The company clearly had a success story on its hands.  Land Rover literally plodded on. There were developments a-plenty in the following years, but they were evolutionary rather than revolutionary. Today, more than 60 years on, you can stand a modern Defender beside the earliest Series I and there’s no mistaking the family resemblance But we’re getting ahead of ourselves. It’s time to return to the early vehicles and see what lurked beneath the bonnets... The first prototypes were powered by a 1398cc engine, which developed a mere 48bhp. Mercifully, this was deemed inadequate and the production vehicles were equipped with a 1595cc unit that had been designed for the Rover P3 60 saloon car. Various drive train and axle changes along the way were also dictated by contemporary saloon variants

until, in August 1951, the vehicle received the very welcome 1997cc engine, which delivered a 26 per cent increase in torque at low engine speeds. In 1953, the wheelbase was extended to 86 inches and a long wheelbase version at 107 inches was also introduced. In 1956, these were further extended to 88 and 109 inches to accommodate the bigger 2052cc diesel engine, which became available for the first time a year later. The very earliest Land Rovers were available in light green only.

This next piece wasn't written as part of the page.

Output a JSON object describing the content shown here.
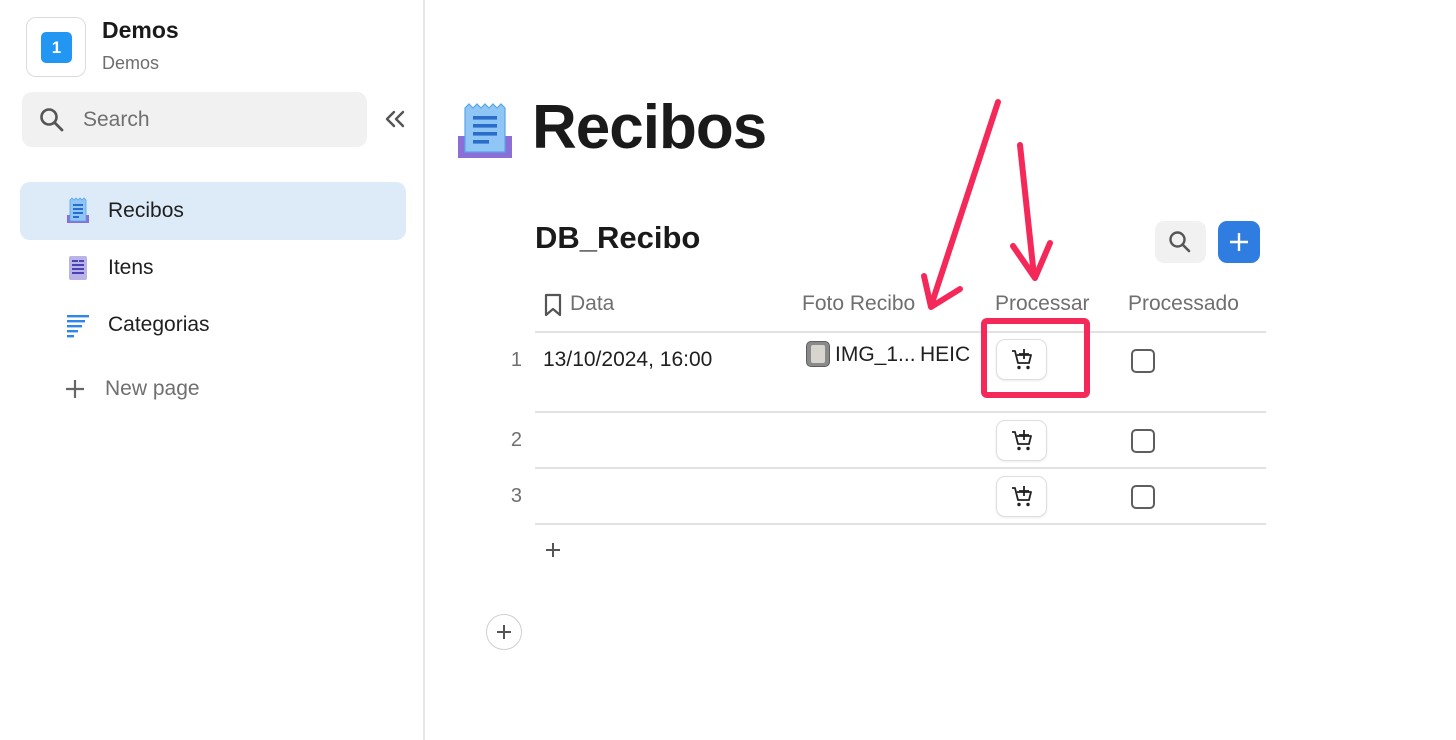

Legend has it that the company managed to secure a bulk purchase of war surplus paint used to decorate the interiors of RAF bombers. It was only when that ran out that Land Rovers were sold in the familiar dark ‘bronze’ green now synonymous with the marque. It was some years before further colour options – blue and grey became available. Although the choice of paintwork was limited, the sky was the limit as far as other options went. The simple, bolt-together construction of the vehicle and its generous provision of power take-off points meant that it could be readily adapted for industrial as well as agricultural use. In fact, a fire engine variant had been included among the original prototypes, proving that the company was on the ball from the start.

Mobile compressors and welders were among the special vehicles available direct from Solihull, but like the 1948 coach-built Tickford Station Wagon, they were not a financial success. Events have since proved that the most successful variations on the Land Rover theme have mainly been produced by independent specialists. However, the company did return to the abandoned Station Wagon theme late in 1954 with a seven-seater on the 86-inch chassis, and accommodation (albeit rather cramped) for ten in the distinctive 107-inch version. Alloy-framed bodies replaced the expensive wooden frames of the earlier coach-built version and, although the long wheelbase model in particular looked for all the world as though it had been assembled from a Meccano set, both were an immediate and enduring success. I love the rugged simplicity of the Series I

Laat een reactie achter

Opmerkingen moeten worden goedgekeurd voordat ze worden gepubliceerd